“That’s normal,” he said, “high blood pressure,” and he pinched and tore a piece of chicken from the carcass, threw the rest down onto the plate. Some orange grease ran down his hand, continued toward his elbow. “It’s too bad you won’t have a drink. I thought all men that rolled in dirt drank.”
Bill carried his glass and the piece of chicken toward the stereo. He set the drink down next to the record player and finished the hunk of chicken. A few times he looked at me, then his wife, as he chewed.
“Watch this,” he said and wiped his greasy hand, the barbecue sauce on his shorts. He hit the power button, guided the tone-arm and touched it to a record. “She’ll get up.”
Frank Sinatra’s “My Way” crackled to life. It began as a soft whisper, so he turned it up, waited for the crescendo.
Marlene still didn’t move. Sinatra was so loud it shook the china, the ice cubes in Bill’s glass.
“Great song,” Bill yelled. “Her and her ex-husband’s favorite,” and he walked over, stood in front of Marlene. “Your song’s on, honey, get up. Let’s dance.”

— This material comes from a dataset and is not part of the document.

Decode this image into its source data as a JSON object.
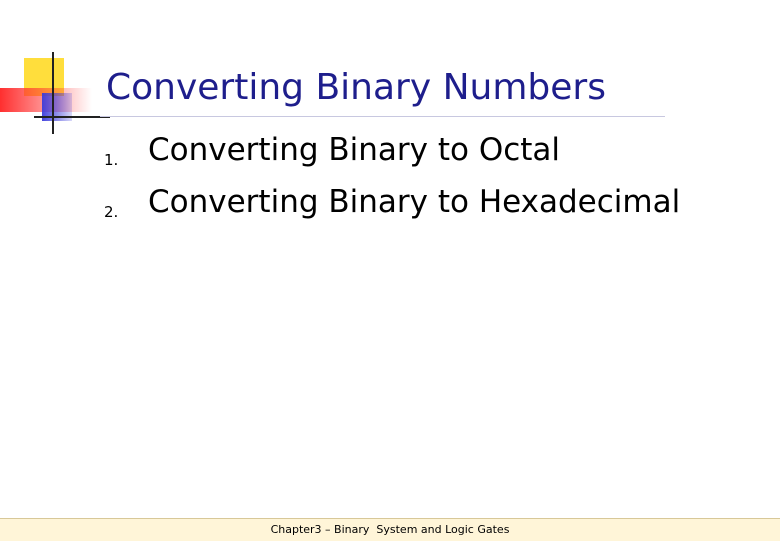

Her head had slipped off the arm of the couch into a crack between the cushions; her mouth was wide-open and she remained unresponsive.
Bill leaned down and wedged an arm around her back, lifted her. He held her slack body tightly against his; her arms hung, like limp noodles, at her sides and her head swung back. She was a foot off the ground. Then Bill said something. It sounded like do you want to join us, but I wasn’t sure.
“I can’t hear you,” I yelled, then stood up.
Bill turned his feet along with some waltz, spun a few times. Every now and then, he lifted his drink and carried on dancing with her pinned against him. Finally the song ended. He tried to set Marlene down and she moaned, so he lifted her until she was eye level again, held her with an arm.
“Jim, do me a favor and replay that song. I told you she’d wake up.”
I walked over to the stereo, guided the tone-arm to restart the record. When the music began, Bill kissed Marlene on the forehead, turned her limp body in circles again. I moved from their way and went to the kitchen, took the vodka and a chicken thigh, and slipped back into the living room. I sat on the arm of the sofa, made a stiff drink, tried the chicken. I watched them sway in long arcs across the carpet and waited for a turn.
Keith Rebec resides in the Upper Peninsula of Michigan. He’s a graduate student, working on an MA in Writing, at Northern Michigan University. His work has appeared in Monkeybicycle, Underground Voices, and Paradise Review, among others.